The relevance of von Neumann is, I believe, the $64000 question. I wouldn't presume it's relevance, but its a hypothesis worth testing, I think. Also, I used "von Neumann" (above) to refer to the general concept that a computer has a working memory and a 'permanent store' (von Neumann' contribution was basically to build a computer with a processor and a 'working memory' operating hand-in-hand); I'm guessing, but subdividing down below this general concept is possibly pointless. Lots of stuff goes on behind the scenes.

My point for raising the von Neumann idea in the first place is to postulate that it is not _all_ happening behind the scenes. Loads of it is, but every so often some "thing" comes along and suddenly you are expected to know what's going on. More than the "von Neumann" idea, there is the idea that a document we are working with sits in context with a software environment; when we are working our consciousness has to 'sit' main on the 'internal' world of the document we are working on, and a little on the 'external' work. How many people don't get the idea that a program can have a default printer, which is different to the system's default printer? How many start doing file management in the 'open' dialogue box in (say) Word and look at you slightly odd when it's suggest that you are not 'in' Windows Explorer. There's "something", I reckon ... call it awareness of von Neumann, call it inside/outside ... but a "something" of this ilk which the better, more flexible users "have got" that the strugglers haven't.


Anonymous said...

Do you think that the "awareness" is something to do with visual imagery Bill?

There is a significant correlation between professional success and visual thinking in engineering science and invention.

Would seem plausible that if you can visualise the internal architecture of operating system perhaps you are more able to have an intuitive understanding of how it all works -

you know the trouble shooter who cannot articulate what to do but can take over the keyboard and solve the problem - much like the driver who cannot describe the route but can drive you there

Bill Kerr said...

hi arti,

Different learning styles is a fascinating area in its own right. I was strongly influenced by Dawna Markova (How Your Child is Smart; The Art of the Possible), simply because her categorisations seemed to make a lot of sense when applied to members of my own family. I was a KVA (Kinesthenic-Visual-Aural), expressed by Doing it - Showing it - Talking about it. ("... tend to work best in solitude ... may have difficulty talking and doing something at the same time, given the choice, they'd rather do...")

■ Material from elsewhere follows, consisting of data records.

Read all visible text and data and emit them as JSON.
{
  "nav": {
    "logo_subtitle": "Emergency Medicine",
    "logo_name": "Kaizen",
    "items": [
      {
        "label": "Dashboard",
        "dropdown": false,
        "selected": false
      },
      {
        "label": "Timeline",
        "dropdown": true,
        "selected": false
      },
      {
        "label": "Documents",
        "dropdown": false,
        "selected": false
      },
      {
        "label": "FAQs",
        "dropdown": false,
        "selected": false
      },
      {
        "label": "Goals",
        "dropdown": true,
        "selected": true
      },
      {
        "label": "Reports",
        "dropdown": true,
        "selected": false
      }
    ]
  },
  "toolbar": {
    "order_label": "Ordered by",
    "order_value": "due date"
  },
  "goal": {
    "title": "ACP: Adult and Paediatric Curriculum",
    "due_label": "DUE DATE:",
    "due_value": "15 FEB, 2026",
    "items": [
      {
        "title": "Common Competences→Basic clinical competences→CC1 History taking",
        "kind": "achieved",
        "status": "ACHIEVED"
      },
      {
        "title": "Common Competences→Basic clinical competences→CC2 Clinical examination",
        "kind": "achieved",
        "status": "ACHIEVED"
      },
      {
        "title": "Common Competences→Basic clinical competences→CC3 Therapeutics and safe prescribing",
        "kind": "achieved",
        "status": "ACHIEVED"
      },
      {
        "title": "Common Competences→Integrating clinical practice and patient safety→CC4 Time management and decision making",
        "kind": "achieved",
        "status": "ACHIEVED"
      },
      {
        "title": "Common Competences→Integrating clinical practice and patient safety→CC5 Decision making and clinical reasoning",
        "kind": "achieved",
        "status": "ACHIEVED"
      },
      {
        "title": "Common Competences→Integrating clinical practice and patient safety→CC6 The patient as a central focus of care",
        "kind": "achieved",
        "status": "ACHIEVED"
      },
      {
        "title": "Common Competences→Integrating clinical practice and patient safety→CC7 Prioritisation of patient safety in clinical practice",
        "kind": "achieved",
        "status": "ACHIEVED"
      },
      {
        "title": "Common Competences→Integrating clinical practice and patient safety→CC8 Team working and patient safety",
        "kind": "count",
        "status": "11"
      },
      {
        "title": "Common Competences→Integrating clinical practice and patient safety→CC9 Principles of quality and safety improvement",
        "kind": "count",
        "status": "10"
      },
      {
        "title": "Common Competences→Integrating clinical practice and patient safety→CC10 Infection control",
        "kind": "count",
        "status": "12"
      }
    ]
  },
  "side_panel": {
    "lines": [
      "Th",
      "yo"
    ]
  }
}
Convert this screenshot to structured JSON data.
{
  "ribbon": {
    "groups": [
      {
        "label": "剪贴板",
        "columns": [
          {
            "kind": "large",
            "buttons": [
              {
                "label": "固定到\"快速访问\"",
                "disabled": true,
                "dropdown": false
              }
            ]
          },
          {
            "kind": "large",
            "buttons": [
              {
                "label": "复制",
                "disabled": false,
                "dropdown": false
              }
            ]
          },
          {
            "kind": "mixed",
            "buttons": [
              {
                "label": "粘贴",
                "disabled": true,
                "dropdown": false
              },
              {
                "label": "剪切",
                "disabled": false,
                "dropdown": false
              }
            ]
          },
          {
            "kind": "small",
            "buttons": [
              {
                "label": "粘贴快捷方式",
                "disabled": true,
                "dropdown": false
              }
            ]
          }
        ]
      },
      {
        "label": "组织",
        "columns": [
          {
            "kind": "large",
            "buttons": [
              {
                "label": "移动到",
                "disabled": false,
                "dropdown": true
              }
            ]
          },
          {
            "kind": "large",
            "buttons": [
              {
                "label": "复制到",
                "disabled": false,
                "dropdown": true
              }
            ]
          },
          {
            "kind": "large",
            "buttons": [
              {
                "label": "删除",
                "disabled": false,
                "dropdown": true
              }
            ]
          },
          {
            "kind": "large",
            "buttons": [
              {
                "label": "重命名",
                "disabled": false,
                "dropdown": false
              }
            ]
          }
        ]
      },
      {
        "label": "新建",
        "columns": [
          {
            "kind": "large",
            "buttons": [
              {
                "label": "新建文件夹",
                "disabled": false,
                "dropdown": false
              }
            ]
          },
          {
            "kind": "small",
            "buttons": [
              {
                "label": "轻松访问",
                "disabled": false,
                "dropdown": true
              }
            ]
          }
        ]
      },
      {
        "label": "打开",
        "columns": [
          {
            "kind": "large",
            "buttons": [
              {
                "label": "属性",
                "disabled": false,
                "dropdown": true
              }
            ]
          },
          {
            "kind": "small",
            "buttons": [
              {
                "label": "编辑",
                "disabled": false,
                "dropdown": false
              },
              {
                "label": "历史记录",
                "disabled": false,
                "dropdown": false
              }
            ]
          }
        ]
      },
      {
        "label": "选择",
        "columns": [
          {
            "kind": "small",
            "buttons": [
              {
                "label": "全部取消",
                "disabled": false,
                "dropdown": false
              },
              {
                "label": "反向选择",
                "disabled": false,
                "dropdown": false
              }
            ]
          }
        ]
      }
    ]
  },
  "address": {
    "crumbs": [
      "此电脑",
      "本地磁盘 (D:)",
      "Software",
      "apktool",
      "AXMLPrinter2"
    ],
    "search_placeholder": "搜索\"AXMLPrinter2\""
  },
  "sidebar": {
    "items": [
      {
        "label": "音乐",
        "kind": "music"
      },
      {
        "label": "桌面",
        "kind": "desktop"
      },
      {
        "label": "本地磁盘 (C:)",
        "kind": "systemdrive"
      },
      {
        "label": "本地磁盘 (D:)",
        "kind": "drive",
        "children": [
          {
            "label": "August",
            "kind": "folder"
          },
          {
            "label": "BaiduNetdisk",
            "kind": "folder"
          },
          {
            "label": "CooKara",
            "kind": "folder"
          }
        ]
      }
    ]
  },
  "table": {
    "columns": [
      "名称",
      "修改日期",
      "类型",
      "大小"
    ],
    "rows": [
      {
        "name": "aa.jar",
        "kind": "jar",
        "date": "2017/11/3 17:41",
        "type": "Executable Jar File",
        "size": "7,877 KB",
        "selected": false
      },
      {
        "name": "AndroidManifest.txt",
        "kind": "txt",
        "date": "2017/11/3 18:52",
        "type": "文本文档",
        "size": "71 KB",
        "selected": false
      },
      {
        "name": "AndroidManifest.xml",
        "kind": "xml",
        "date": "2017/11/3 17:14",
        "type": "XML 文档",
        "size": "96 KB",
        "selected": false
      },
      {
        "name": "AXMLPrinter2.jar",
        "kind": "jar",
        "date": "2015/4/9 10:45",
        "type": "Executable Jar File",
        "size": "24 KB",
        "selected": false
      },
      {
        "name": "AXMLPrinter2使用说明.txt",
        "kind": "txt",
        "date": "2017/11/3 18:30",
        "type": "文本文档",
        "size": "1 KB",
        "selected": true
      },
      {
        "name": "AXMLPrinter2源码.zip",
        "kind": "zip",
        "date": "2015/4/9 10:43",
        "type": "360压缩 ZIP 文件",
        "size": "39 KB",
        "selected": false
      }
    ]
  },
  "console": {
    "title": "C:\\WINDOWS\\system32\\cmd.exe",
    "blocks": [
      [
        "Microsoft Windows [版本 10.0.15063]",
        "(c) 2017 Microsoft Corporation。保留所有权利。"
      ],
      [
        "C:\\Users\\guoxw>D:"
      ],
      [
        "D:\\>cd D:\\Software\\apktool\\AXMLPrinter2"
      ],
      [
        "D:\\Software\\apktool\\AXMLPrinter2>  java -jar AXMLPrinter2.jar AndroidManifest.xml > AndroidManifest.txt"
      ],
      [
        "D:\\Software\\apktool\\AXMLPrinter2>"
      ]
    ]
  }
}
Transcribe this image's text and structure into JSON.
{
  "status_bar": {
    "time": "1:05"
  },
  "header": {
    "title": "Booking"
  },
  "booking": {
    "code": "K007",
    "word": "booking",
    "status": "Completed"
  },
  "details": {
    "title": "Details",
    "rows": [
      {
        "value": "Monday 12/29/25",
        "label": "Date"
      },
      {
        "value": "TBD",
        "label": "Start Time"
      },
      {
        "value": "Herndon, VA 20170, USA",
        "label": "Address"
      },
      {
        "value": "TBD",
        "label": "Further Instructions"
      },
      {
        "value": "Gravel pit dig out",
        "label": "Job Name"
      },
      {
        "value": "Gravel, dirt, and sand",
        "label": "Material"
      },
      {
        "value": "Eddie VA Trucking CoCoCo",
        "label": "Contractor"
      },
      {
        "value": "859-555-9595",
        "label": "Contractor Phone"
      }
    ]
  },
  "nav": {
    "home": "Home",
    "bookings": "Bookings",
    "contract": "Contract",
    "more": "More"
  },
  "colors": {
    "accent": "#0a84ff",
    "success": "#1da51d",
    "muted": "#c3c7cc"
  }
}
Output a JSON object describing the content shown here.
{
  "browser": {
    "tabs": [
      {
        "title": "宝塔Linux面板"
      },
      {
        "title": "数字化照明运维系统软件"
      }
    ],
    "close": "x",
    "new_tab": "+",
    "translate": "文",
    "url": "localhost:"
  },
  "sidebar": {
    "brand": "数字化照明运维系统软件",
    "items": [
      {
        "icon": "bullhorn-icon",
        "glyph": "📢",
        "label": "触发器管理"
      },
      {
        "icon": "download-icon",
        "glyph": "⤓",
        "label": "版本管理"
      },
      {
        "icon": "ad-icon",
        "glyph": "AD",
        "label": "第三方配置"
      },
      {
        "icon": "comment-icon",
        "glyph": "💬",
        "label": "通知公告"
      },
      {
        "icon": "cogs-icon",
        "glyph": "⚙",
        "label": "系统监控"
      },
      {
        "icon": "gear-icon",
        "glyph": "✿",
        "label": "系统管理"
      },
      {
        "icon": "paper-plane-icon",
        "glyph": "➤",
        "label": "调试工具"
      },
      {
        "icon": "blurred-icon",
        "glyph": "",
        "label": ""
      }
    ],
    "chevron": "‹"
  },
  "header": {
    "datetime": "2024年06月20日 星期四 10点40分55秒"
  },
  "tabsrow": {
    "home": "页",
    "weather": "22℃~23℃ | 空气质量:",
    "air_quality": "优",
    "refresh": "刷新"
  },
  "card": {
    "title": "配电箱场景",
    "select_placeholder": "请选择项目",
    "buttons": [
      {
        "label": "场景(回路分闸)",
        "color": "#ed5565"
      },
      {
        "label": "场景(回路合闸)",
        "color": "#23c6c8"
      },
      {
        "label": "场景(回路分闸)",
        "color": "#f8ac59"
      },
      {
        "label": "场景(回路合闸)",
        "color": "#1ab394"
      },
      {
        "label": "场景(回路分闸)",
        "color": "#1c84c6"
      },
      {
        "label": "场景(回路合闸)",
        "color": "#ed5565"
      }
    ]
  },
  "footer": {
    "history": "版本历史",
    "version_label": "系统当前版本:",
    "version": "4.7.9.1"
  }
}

Looking at the back flap, maybe you are a VAK ("Great storyteller. Skilled at teaching, selling, using metaphors, and telling themselves both sides of the story...")

But then I think you can have "naturals" in engineering / science / maths / programming who still don't look below the surface. In that sense your observation seems, at first feeling to me, orthogonal to what I was trying to get at. Someone who finds computering easy may not ever feel the need to look below the surface (?)

Anonymous said...

I love this. I have never been described as orthogonal - and yet it is such a good descriptor for how I see the world

This is an observation worthy of a new black T-shirt *orthogonal thinker*

And yes I think you are right - I worked in gifted ed in another life and interviewed many highly able students - intuition is the only word that captures the thinking they can do - and asking for a breakdown of the process that led to the insight is a task they describe as a cruel and unusual punishment - and is usually impossible